Korea is a culture that values respect for elders, and this is demonstrated by the use of various honorific titles. Ahjussi is just one of the many titles used to show respect to elderly family members—an important part of Korean culture.
What Does It Mean To Be An “Ahjussi” In Korea: Cultural Relevancy
Ahjussi, or ahjussi in English, is a term that is widely used to refer to middle-aged Korean men in their 30s and 40s. The term primarily implies an air of respect and familiarity, often used interchangeably with ‘uncle’ or ‘grandpa’.
While the origin of the phrase is unclear, it appears to stem from an effort to respect the older population, particularly among the younger generations.
At its core, being an ahjussi in Korea is about being respected as an elder and having a strong sense of authority and responsibility within family units. It is a position of service and of providing guidance, often framed with a level of growing wisdom.
As a result, ahjussi are seen to possess a deep understanding of the world. These men are thought to have experienced life, its successes and challenges, and possess a certain level of insight and wisdom.
Being an ahjussi also carries with it a certain level of sophistication and sophistication. These men are thought to be smart, reliable, and trustworthy.
Ahjussi often possess a certain level of financial stability, often having worked hard over many years of their lives to provide security for their families. As a result, they can be seen as reliable guides and mentors in many contexts.
Finally, being an ahjussi in Korea also carries with it a sense of honour, service and discipline. These men are often seen as pillars of their community, providing guidance, stability and security to their families as well as society at large.
All in all, being an ahjussi in Korea carries a unique level of respect and admiration, and reflects the strong sense of family-oriented values common in Korean culture. It is a position of service, honour and dignity, and ahjussi who demonstrate these virtues are seen as an important part of the cultural fabric in Korea.
In conclusion, it is clear that ‘ahjussi’ has a long-standing and significant place in Korean culture and society.
Beloved by many as a term of respect and endearment, it is used to denote respect for an elder in the community, often expressed as a fond appreciation.

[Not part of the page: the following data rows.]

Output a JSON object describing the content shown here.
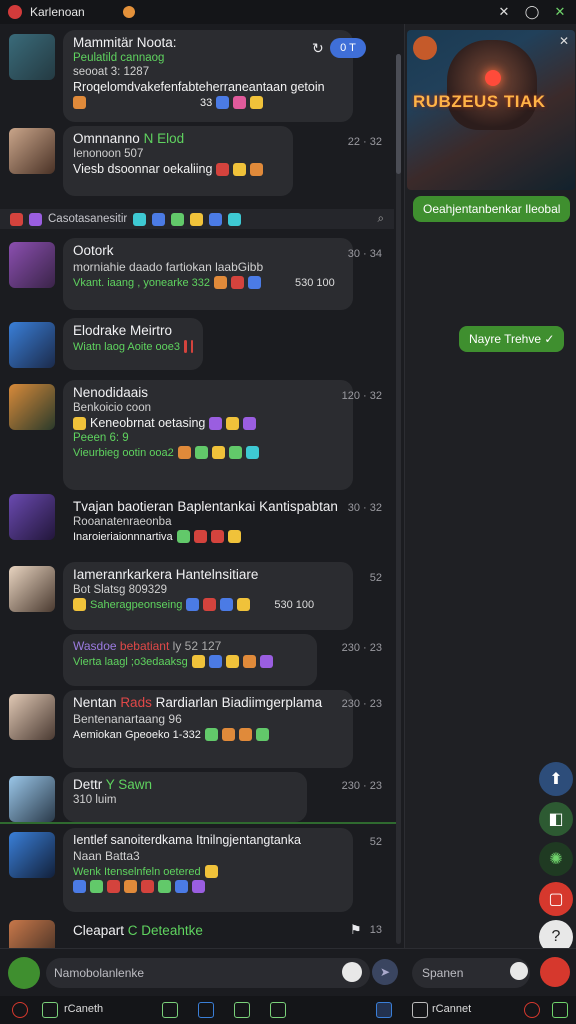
{
  "window": {
    "title": "Karlenoan",
    "controls": [
      "✕",
      "◯",
      "✕"
    ]
  },
  "messages": [
    {
      "name": "Mammitär Noota:",
      "sub": "Peulatild cannaog",
      "sub2": "seooat 3: 1287",
      "body": "Rroqelomdvakefenfabteherraneantaan getoin",
      "time": "",
      "count": "0 T"
    },
    {
      "name": "Omnnanno",
      "tag": "N Elod",
      "sub": "Ienonoon 507",
      "body": "Viesb dsoonnar oekaliing",
      "time": "22 · 32"
    },
    {
      "name": "Ootork",
      "sub": "morniahie daado fartiokan laabGibb",
      "body": "Vkant. iaang , yonearke 332",
      "body2": "530 100",
      "time": "30 · 34"
    },
    {
      "name": "Elodrake Meirtro",
      "body": "Wiatn laog Aoite ooe3",
      "time": ""
    },
    {
      "name": "Nenodidaais",
      "sub": "Benkoicio coon",
      "body": "Keneobrnat oetasing",
      "sub2": "Peeen  6: 9",
      "body2": "Vieurbieg ootin ooa2",
      "time": "120 · 32"
    },
    {
      "name": "Tvajan baotieran Baplentankai Kantispabtan",
      "sub": "Rooanatenraeonba",
      "body": "Inaroieriaionnnartiva",
      "time": "30 · 32"
    },
    {
      "name": "Iameranrkarkera Hantelnsitiare",
      "sub": "Bot Slatsg 809329",
      "body": "Saheragpeonseing",
      "body2": "530 100",
      "time": "52"
    },
    {
      "name": "Wasdoe",
      "tag": "bebatiant",
      "extra": "ly 52 127",
      "body": "Vierta laagl ;o3edaaksg",
      "time": "230 · 23"
    },
    {
      "name": "Nentan",
      "tag": "Rads",
      "rest": "Rardiarlan Biadiimgerplama",
      "sub": "Bentenanartaang 96",
      "body": "Aemiokan Gpeoeko 1-332",
      "time": "230 · 23"
    },
    {
      "name": "Dettr",
      "tag": "Y Sawn",
      "sub": "310 luim",
      "time": "230 · 23"
    },
    {
      "name": "Ientlef sanoiterdkama Itnilngjentangtanka",
      "sub": "Naan Batta3",
      "body": "Wenk Itenselnfeln oetered",
      "time": "52"
    },
    {
      "name": "Cleapart",
      "tag": "C Deteahtke",
      "time": "13"
    }
  ],
  "system_row": {
    "label": "Casotasanesitir"
  },
  "right_panel": {
    "hero_title": "RUBZEUS TIAK",
    "bubble1": "Oeahjentanbenkar Ileobal",
    "bubble2": "Nayre Trehve ✓"
  },
  "composer": {
    "placeholder": "Namobolanlenke",
    "placeholder2": "Spanen"
  },
  "taskbar": {
    "left_label": "rCaneth",
    "right_label": "rCannet"
  }
}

Its connotations are complex, but reveal a sentimental expression of admiration for the treasured elderly in Korean tradition.